+++ Material supplied +++

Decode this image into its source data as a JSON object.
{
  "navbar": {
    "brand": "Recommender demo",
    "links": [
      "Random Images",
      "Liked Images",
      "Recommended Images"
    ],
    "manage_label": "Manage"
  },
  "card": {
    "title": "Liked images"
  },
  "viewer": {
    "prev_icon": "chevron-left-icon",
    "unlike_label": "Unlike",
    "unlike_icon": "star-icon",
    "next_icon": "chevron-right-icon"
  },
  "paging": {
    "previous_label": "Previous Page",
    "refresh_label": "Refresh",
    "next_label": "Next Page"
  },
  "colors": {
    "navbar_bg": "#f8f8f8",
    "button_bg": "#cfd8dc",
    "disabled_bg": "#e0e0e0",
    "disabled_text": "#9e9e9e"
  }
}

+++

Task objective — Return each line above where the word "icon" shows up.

Solution for this task —
    "prev_icon": "chevron-left-icon",
    "unlike_icon": "star-icon",
    "next_icon": "chevron-right-icon"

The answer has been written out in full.